Last week, the Supreme Court declined to intervene to block a lower court order barring Michigan’s attempt to eliminate straight-ticket voting. Amy Howe covered the decision for this blog. Additional coverage comes from Robert Barnes of The Washington Post, who calls the decision “another sign that it will be difficult for those bringing election controversies to the court in advance of November to prevail,” from Nina Totenberg, who observes at NPR that “the court has consistently followed the practice of refusing to intervene in election disputes so close to the November ballot,” from Adam Liptak at The New York Times, and from Paul Egan and Todd Spangler at The Detroit Free Press. Commentary comes from Rick Hasen, who at his Election Law Blog notes that Justices Clarence Thomas and Samuel Alito recorded their dissent from the ruling and posits that these two Justices “have become more assertive in expressing their views since the February death of Justice Scalia,” dividing the Court into “three ideological camps.”

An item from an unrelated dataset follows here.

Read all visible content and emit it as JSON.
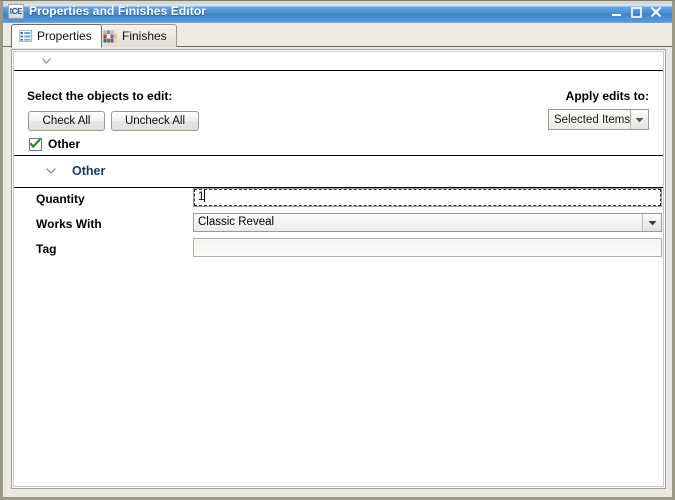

  • In The Washington Post, James Hohmann remarks on “what relative non-issues the Supreme Court generally and Garland specifically have been in the 2016 campaign, despite Democrats talking a big game in the spring.”
  • At his eponymous blog, Lyle Denniston reports on Friday’s ruling by a divided panel of the U.S. Court of Appeals for the D.C. Circuit that temporarily blocked “a demand in three states — but enforced only in one (Kansas) — that voters seeking to cast ballots for the presidency or Congress must show documents proving they are U.S. citizens.” Rick Hasen at his Election Law Blog remarks that the ruling “shows that once again, with an 8-Justice deadlocked SCOTUS, the federal courts of appeal are in charge.”
  • Adam Feldman at Empirical SCOTUS examines the backgrounds of Supreme Court nominees over time, noting that while “there is a formula of attributes that is almost required of a Supreme Court nominee,” “some of these ‘requirements’ seem to be softening.”
  • For (subscription or registration required), Tony Mauro reports on comments made by Justices Ruth Bader Ginsburg, Sonia Sotomayor, and Elena Kagan at the tail end of the Court’s summer recess.

Remember, we rely exclusively on our readers to send us links for our round-up.  If you have or know of a recent (published in the last two or three days) article, post, or op-ed relating to the Court that you’d like us to consider for inclusion in the round-up, please send it to roundup [at]

Recommended Citation: Edith Roberts, Monday round-up, SCOTUSblog (Sep. 12, 2016, 9:45 AM),